DIRECTIONS FOR THIS TASK: Where in the data below does the word "JSON" appear? Copy every line that has it.
═══
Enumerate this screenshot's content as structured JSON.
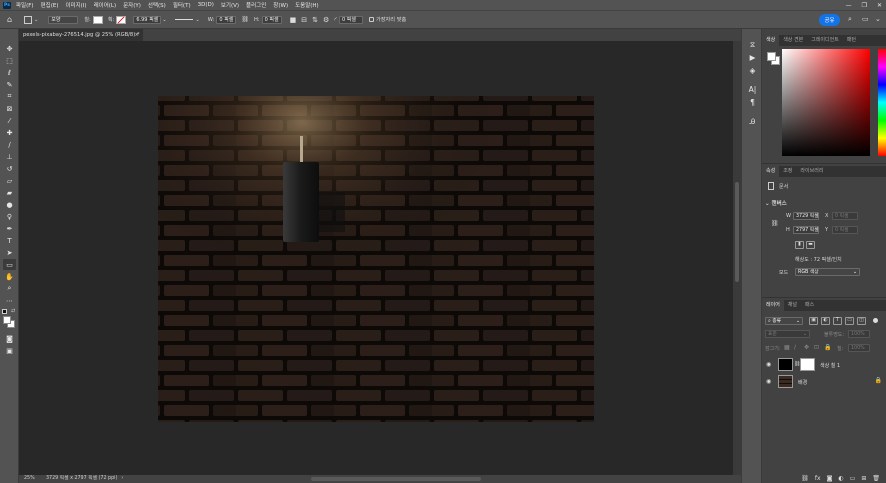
{
  "app": {
    "logo": "Ps"
  },
  "menu": [
    "파일(F)",
    "편집(E)",
    "이미지(I)",
    "레이어(L)",
    "문자(Y)",
    "선택(S)",
    "필터(T)",
    "3D(D)",
    "보기(V)",
    "플러그인",
    "창(W)",
    "도움말(H)"
  ],
  "window_controls": {
    "minimize": "—",
    "restore": "❐",
    "close": "✕"
  },
  "options": {
    "shape_mode": "모양",
    "fill_label": "칠:",
    "stroke_label": "획:",
    "stroke_width": "6.99 픽셀",
    "width_label": "W:",
    "width_value": "0 픽셀",
    "height_label": "H:",
    "height_value": "0 픽셀",
    "radius_value": "0 픽셀",
    "align_edges": "가장자리 맞춤",
    "share_button": "공유",
    "colors": {
      "share": "#1473e6"
    }
  },
  "document": {
    "tab_title": "pexels-pixabay-276514.jpg @ 25% (RGB/8) *",
    "zoom": "25%",
    "status": "3729 픽셀 x 2797 픽셀 (72 ppi)"
  },
  "color_panel": {
    "tabs": [
      "색상",
      "색상 견본",
      "그레이디언트",
      "패턴"
    ],
    "active": 0
  },
  "properties_panel": {
    "tabs": [
      "속성",
      "조정",
      "라이브러리"
    ],
    "active": 0,
    "type_label": "문서",
    "section": "캔버스",
    "w_label": "W",
    "w_value": "3729 픽셀",
    "h_label": "H",
    "h_value": "2797 픽셀",
    "x_label": "X",
    "x_value": "0 픽셀",
    "y_label": "Y",
    "y_value": "0 픽셀",
    "resolution": "해상도 : 72 픽셀/인치",
    "mode_label": "모드",
    "mode_value": "RGB 색상"
  },
  "layers_panel": {
    "tabs": [
      "레이어",
      "채널",
      "패스"
    ],
    "active": 0,
    "filter": "종류",
    "blend_mode": "표준",
    "opacity_label": "불투명도:",
    "opacity_value": "100%",
    "lock_label": "잠그기:",
    "fill_label": "칠:",
    "fill_value": "100%",
    "layers": [
      {
        "name": "색상 칠 1",
        "type": "fill"
      },
      {
        "name": "배경",
        "type": "image",
        "locked": true
      }
    ]
  }
}
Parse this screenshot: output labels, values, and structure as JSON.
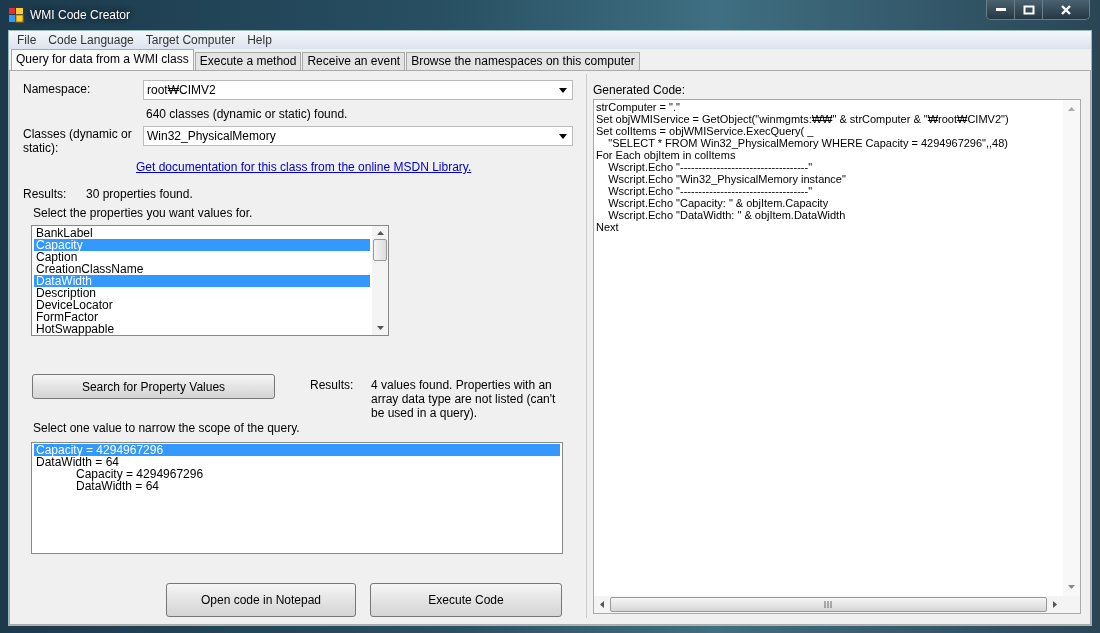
{
  "window": {
    "title": "WMI Code Creator"
  },
  "menu": [
    "File",
    "Code Language",
    "Target Computer",
    "Help"
  ],
  "tabs": [
    {
      "label": "Query for data from a WMI class",
      "selected": true
    },
    {
      "label": "Execute a method",
      "selected": false
    },
    {
      "label": "Receive an event",
      "selected": false
    },
    {
      "label": "Browse the namespaces on this computer",
      "selected": false
    }
  ],
  "query": {
    "namespace": {
      "label": "Namespace:",
      "value": "root₩CIMV2"
    },
    "classes_found": "640 classes (dynamic or static) found.",
    "classes": {
      "label": "Classes (dynamic or static):",
      "value": "Win32_PhysicalMemory"
    },
    "doc_link": "Get documentation for this class from the online MSDN Library.",
    "results_label": "Results:",
    "results_text": "30 properties found.",
    "properties_prompt": "Select the properties you want values for.",
    "properties": [
      {
        "label": "BankLabel",
        "selected": false
      },
      {
        "label": "Capacity",
        "selected": true
      },
      {
        "label": "Caption",
        "selected": false
      },
      {
        "label": "CreationClassName",
        "selected": false
      },
      {
        "label": "DataWidth",
        "selected": true
      },
      {
        "label": "Description",
        "selected": false
      },
      {
        "label": "DeviceLocator",
        "selected": false
      },
      {
        "label": "FormFactor",
        "selected": false
      },
      {
        "label": "HotSwappable",
        "selected": false
      }
    ],
    "search_button": "Search for Property Values",
    "values_results_label": "Results:",
    "values_results_text": "4 values found. Properties with an array data type are not listed (can't be used in a query).",
    "values_prompt": "Select one value to narrow the scope of the query.",
    "values": [
      {
        "text": "Capacity = 4294967296",
        "kind": "plain",
        "selected": true
      },
      {
        "text": "DataWidth = 64",
        "kind": "plain",
        "selected": false
      },
      {
        "text": "Capacity = 4294967296",
        "kind": "tabbed",
        "selected": false
      },
      {
        "text": "DataWidth = 64",
        "kind": "tabbed",
        "selected": false
      }
    ],
    "buttons": [
      "Open code in Notepad",
      "Execute Code"
    ]
  },
  "generated": {
    "label": "Generated Code:",
    "lines": [
      "strComputer = \".\"",
      "Set objWMIService = GetObject(\"winmgmts:₩₩\" & strComputer & \"₩root₩CIMV2\")",
      "Set colItems = objWMIService.ExecQuery( _",
      "    \"SELECT * FROM Win32_PhysicalMemory WHERE Capacity = 4294967296\",,48)",
      "For Each objItem in colItems",
      "    Wscript.Echo \"-----------------------------------\"",
      "    Wscript.Echo \"Win32_PhysicalMemory instance\"",
      "    Wscript.Echo \"-----------------------------------\"",
      "    Wscript.Echo \"Capacity: \" & objItem.Capacity",
      "    Wscript.Echo \"DataWidth: \" & objItem.DataWidth",
      "Next"
    ]
  }
}
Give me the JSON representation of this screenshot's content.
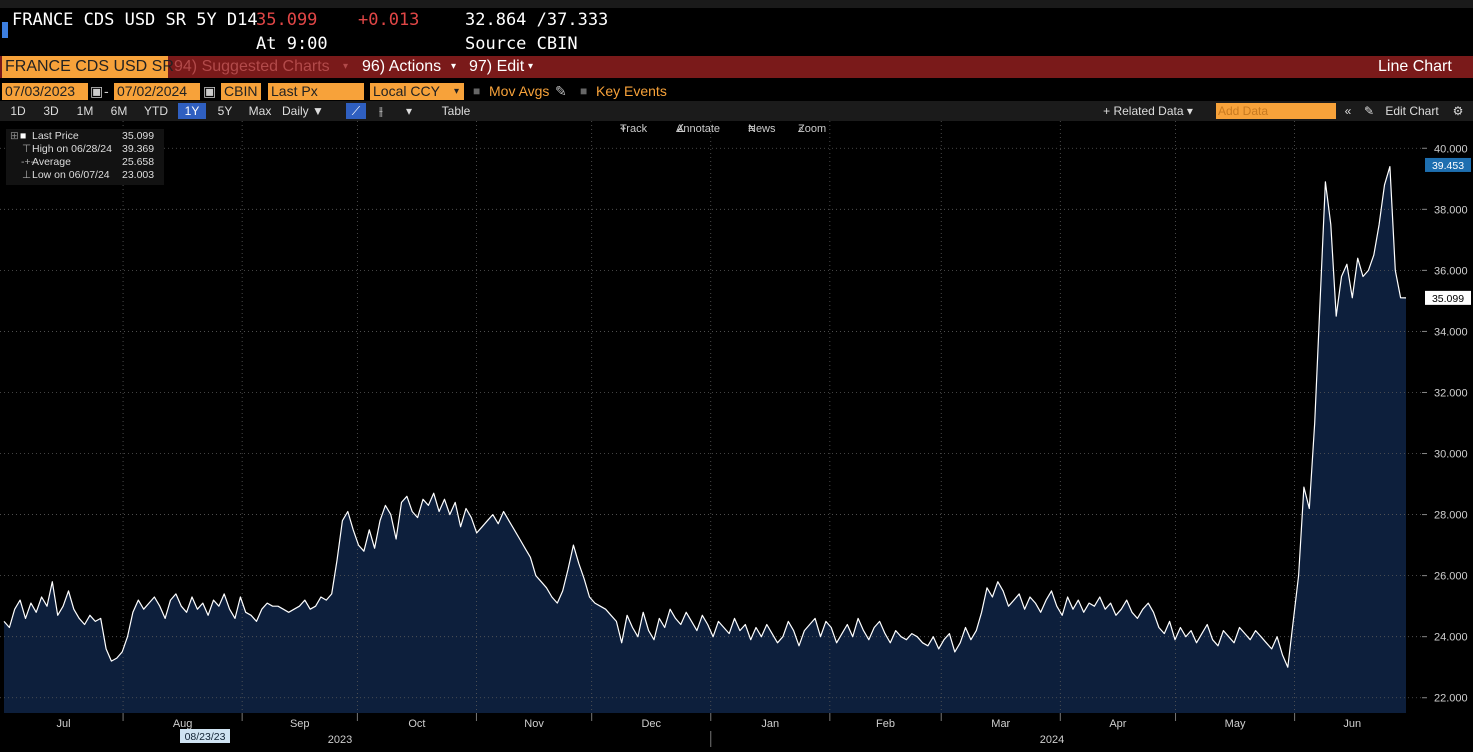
{
  "header": {
    "security": "FRANCE CDS USD SR 5Y D14",
    "last_price": "35.099",
    "change": "+0.013",
    "range": "32.864 /37.333",
    "time": "At 9:00",
    "source": "Source CBIN"
  },
  "menubar": {
    "ticker_box": "FRANCE CDS USD SR",
    "suggested": "94) Suggested Charts",
    "actions": "96) Actions",
    "edit": "97) Edit",
    "chart_type": "Line Chart"
  },
  "controls": {
    "start_date": "07/03/2023",
    "end_date": "07/02/2024",
    "source": "CBIN",
    "field": "Last Px",
    "currency": "Local CCY",
    "mov_avgs": "Mov Avgs",
    "key_events": "Key Events"
  },
  "ranges": [
    "1D",
    "3D",
    "1M",
    "6M",
    "YTD",
    "1Y",
    "5Y",
    "Max"
  ],
  "active_range": "1Y",
  "toolbar": {
    "frequency": "Daily",
    "table": "Table",
    "related": "+ Related Data",
    "add_data": "Add Data",
    "edit_chart": "Edit Chart"
  },
  "chart_tools": [
    "Track",
    "Annotate",
    "News",
    "Zoom"
  ],
  "legend": [
    {
      "label": "Last Price",
      "value": "35.099"
    },
    {
      "label": "High on 06/28/24",
      "value": "39.369"
    },
    {
      "label": "Average",
      "value": "25.658"
    },
    {
      "label": "Low on 06/07/24",
      "value": "23.003"
    }
  ],
  "colors": {
    "line": "#ffffff",
    "fill": "#0d1f3c",
    "accent": "#f7a23a",
    "menubar": "#7a1a1a",
    "price_red": "#e04646",
    "highlight": "#2f5fc0"
  },
  "chart_data": {
    "type": "area",
    "ylim": [
      21.5,
      40.5
    ],
    "y_ticks": [
      "40.000",
      "38.000",
      "36.000",
      "34.000",
      "32.000",
      "30.000",
      "28.000",
      "26.000",
      "24.000",
      "22.000"
    ],
    "x_labels": [
      "Jul",
      "Aug",
      "Sep",
      "Oct",
      "Nov",
      "Dec",
      "Jan",
      "Feb",
      "Mar",
      "Apr",
      "May",
      "Jun"
    ],
    "year_labels": [
      "2023",
      "2024"
    ],
    "cursor_date": "08/23/23",
    "value_tags": [
      "39.453",
      "35.099"
    ],
    "grid": true,
    "series": [
      {
        "values": [
          24.5,
          24.3,
          24.9,
          25.2,
          24.6,
          25.1,
          24.8,
          25.3,
          25.0,
          25.8,
          24.7,
          25.0,
          25.5,
          24.9,
          24.6,
          24.4,
          24.7,
          24.5,
          24.6,
          23.6,
          23.2,
          23.3,
          23.5,
          24.0,
          24.8,
          25.2,
          24.9,
          25.1,
          25.3,
          25.0,
          24.6,
          25.2,
          25.4,
          25.0,
          24.8,
          25.3,
          24.9,
          25.1,
          24.7,
          25.2,
          25.0,
          25.4,
          24.9,
          24.6,
          25.3,
          24.8,
          24.7,
          24.5,
          24.9,
          25.1,
          25.0,
          25.0,
          24.9,
          24.8,
          24.9,
          25.0,
          25.2,
          24.9,
          25.0,
          25.3,
          25.2,
          25.4,
          26.5,
          27.8,
          28.1,
          27.5,
          27.0,
          26.8,
          27.5,
          26.9,
          27.8,
          28.3,
          28.0,
          27.2,
          28.4,
          28.6,
          28.1,
          27.9,
          28.5,
          28.3,
          28.7,
          28.1,
          28.5,
          28.0,
          28.4,
          27.6,
          28.2,
          27.9,
          27.4,
          27.6,
          27.8,
          28.0,
          27.7,
          28.1,
          27.8,
          27.5,
          27.2,
          26.9,
          26.6,
          26.0,
          25.8,
          25.6,
          25.3,
          25.1,
          25.5,
          26.2,
          27.0,
          26.4,
          25.9,
          25.3,
          25.1,
          25.0,
          24.9,
          24.7,
          24.5,
          23.8,
          24.7,
          24.3,
          24.0,
          24.8,
          24.2,
          23.9,
          24.6,
          24.3,
          24.9,
          24.6,
          24.4,
          24.8,
          24.5,
          24.2,
          24.7,
          24.4,
          24.0,
          24.5,
          24.3,
          24.1,
          24.6,
          24.2,
          24.4,
          23.9,
          24.3,
          24.0,
          24.4,
          24.1,
          23.8,
          24.0,
          24.5,
          24.2,
          23.7,
          24.2,
          24.4,
          24.6,
          24.0,
          24.5,
          24.3,
          23.8,
          24.1,
          24.4,
          24.0,
          24.6,
          24.2,
          23.9,
          24.3,
          24.5,
          24.1,
          23.8,
          24.2,
          24.0,
          23.9,
          24.1,
          24.0,
          23.8,
          23.7,
          24.0,
          23.6,
          23.9,
          24.1,
          23.5,
          23.8,
          24.3,
          23.9,
          24.2,
          24.8,
          25.6,
          25.3,
          25.8,
          25.5,
          25.0,
          25.2,
          25.4,
          24.9,
          25.3,
          25.1,
          24.8,
          25.2,
          25.5,
          25.0,
          24.7,
          25.3,
          24.9,
          25.2,
          24.8,
          25.1,
          25.0,
          25.3,
          24.9,
          25.1,
          24.7,
          24.9,
          25.2,
          24.8,
          24.6,
          24.9,
          25.1,
          24.8,
          24.3,
          24.1,
          24.5,
          23.9,
          24.3,
          24.0,
          24.2,
          23.8,
          24.1,
          24.4,
          23.9,
          23.7,
          24.2,
          24.0,
          23.8,
          24.3,
          24.1,
          23.9,
          24.2,
          24.0,
          23.8,
          23.6,
          24.0,
          23.4,
          23.0,
          24.5,
          26.0,
          28.9,
          28.2,
          31.0,
          35.0,
          38.9,
          37.5,
          34.5,
          35.8,
          36.2,
          35.1,
          36.4,
          35.8,
          36.0,
          36.5,
          37.5,
          38.8,
          39.4,
          36.0,
          35.1,
          35.099
        ]
      }
    ]
  }
}
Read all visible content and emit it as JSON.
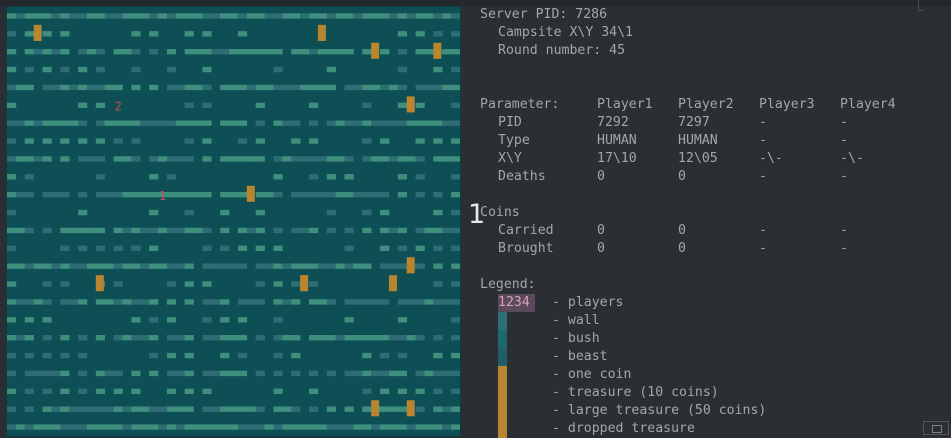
{
  "server": {
    "pid_line": "Server PID: 7286",
    "campsite_line": "Campsite X\\Y 34\\1",
    "round_line": "Round number: 45"
  },
  "params": {
    "header": [
      "Parameter:",
      "Player1",
      "Player2",
      "Player3",
      "Player4"
    ],
    "rows": [
      [
        "PID",
        "7292",
        "7297",
        "-",
        "-"
      ],
      [
        "Type",
        "HUMAN",
        "HUMAN",
        "-",
        "-"
      ],
      [
        "X\\Y",
        "17\\10",
        "12\\05",
        "-\\-",
        "-\\-"
      ],
      [
        "Deaths",
        "0",
        "0",
        "-",
        "-"
      ]
    ]
  },
  "coins": {
    "title": "Coins",
    "rows": [
      [
        "Carried",
        "0",
        "0",
        "-",
        "-"
      ],
      [
        "Brought",
        "0",
        "0",
        "-",
        "-"
      ]
    ]
  },
  "cursor_char": "1",
  "legend": {
    "title": "Legend:",
    "players_swatch": "1234",
    "items": [
      "- players",
      "- wall",
      "- bush",
      "- beast",
      "- one coin",
      "- treasure (10 coins)",
      "- large treasure (50 coins)",
      "- dropped treasure"
    ]
  },
  "maze": {
    "player_markers": [
      "1",
      "2"
    ],
    "colors": {
      "floor": "#0e4f56",
      "wall": "#2e6d73",
      "bush": "#3f8f7e",
      "coin": "#b9852f",
      "player": "#c94f4f"
    }
  }
}
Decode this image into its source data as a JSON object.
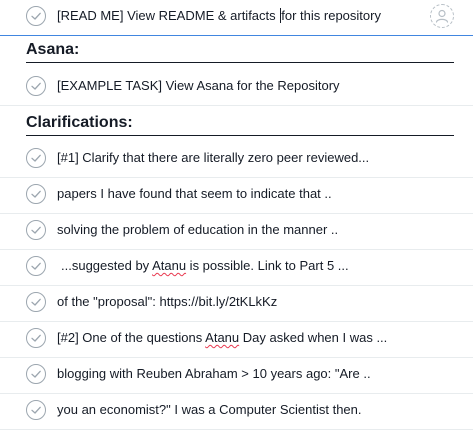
{
  "tasks": {
    "readme": {
      "before_cursor": "[READ ME] View README & artifacts ",
      "after_cursor": "for this repository"
    },
    "asana_task": "[EXAMPLE TASK] View Asana for the Repository",
    "clar_1": "[#1] Clarify that there are literally zero peer reviewed...",
    "clar_2": "papers I have found that seem to indicate that ..",
    "clar_3": "solving the problem of education in the manner ..",
    "clar_4": {
      "before": "...suggested by ",
      "name": "Atanu",
      "after": " is possible. Link to Part 5 ..."
    },
    "clar_5": "of the \"proposal\": https://bit.ly/2tKLkKz",
    "clar_6": {
      "before": "[#2] One of the questions ",
      "name": "Atanu",
      "after": " Day asked when I was ..."
    },
    "clar_7": "blogging with Reuben Abraham > 10 years ago: \"Are ..",
    "clar_8": "you an economist?\" I was a Computer Scientist then."
  },
  "sections": {
    "asana": "Asana:",
    "clarifications": "Clarifications:"
  },
  "icons": {
    "complete": "checkmark-circle-icon",
    "assignee": "unassigned-person-icon"
  }
}
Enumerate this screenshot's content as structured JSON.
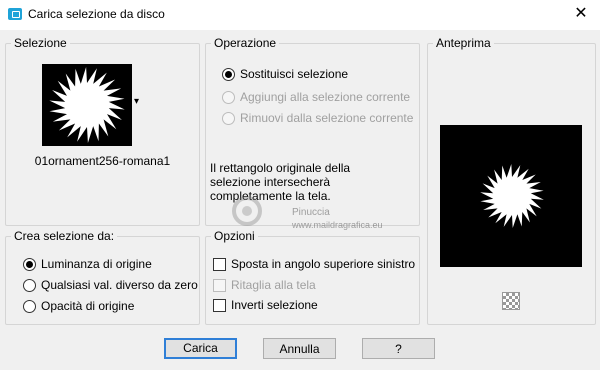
{
  "window": {
    "title": "Carica selezione da disco",
    "close_glyph": "✕",
    "app_icon": "psp-app-icon"
  },
  "selezione": {
    "legend": "Selezione",
    "filename": "01ornament256-romana1",
    "dropdown_glyph": "▾"
  },
  "operazione": {
    "legend": "Operazione",
    "options": [
      {
        "label": "Sostituisci selezione",
        "checked": true,
        "enabled": true
      },
      {
        "label": "Aggiungi alla selezione corrente",
        "checked": false,
        "enabled": false
      },
      {
        "label": "Rimuovi dalla selezione corrente",
        "checked": false,
        "enabled": false
      }
    ],
    "info_lines": [
      "Il rettangolo originale della",
      "selezione intersecherà",
      "completamente la tela."
    ]
  },
  "anteprima": {
    "legend": "Anteprima",
    "zoom_icon": "checkerboard-icon"
  },
  "crea": {
    "legend": "Crea selezione da:",
    "options": [
      {
        "label": "Luminanza di origine",
        "checked": true
      },
      {
        "label": "Qualsiasi val. diverso da zero",
        "checked": false
      },
      {
        "label": "Opacità di origine",
        "checked": false
      }
    ]
  },
  "opzioni": {
    "legend": "Opzioni",
    "options": [
      {
        "label": "Sposta in angolo superiore sinistro",
        "checked": false,
        "enabled": true
      },
      {
        "label": "Ritaglia alla tela",
        "checked": false,
        "enabled": false
      },
      {
        "label": "Inverti selezione",
        "checked": false,
        "enabled": true
      }
    ]
  },
  "watermark": {
    "line1": "Pinuccia",
    "line2": "www.maildragrafica.eu"
  },
  "buttons": {
    "load": "Carica",
    "cancel": "Annulla",
    "help": "?"
  }
}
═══
RESULT OF THE TASK:
Enumerate this screenshot's content as structured JSON.
Parse this screenshot: output labels, values, and structure as JSON.
Give me the JSON representation of this screenshot's content.
Read all visible content and emit it as JSON.
Decode this image into its source data as a JSON object.
Enumerate this screenshot's content as structured JSON.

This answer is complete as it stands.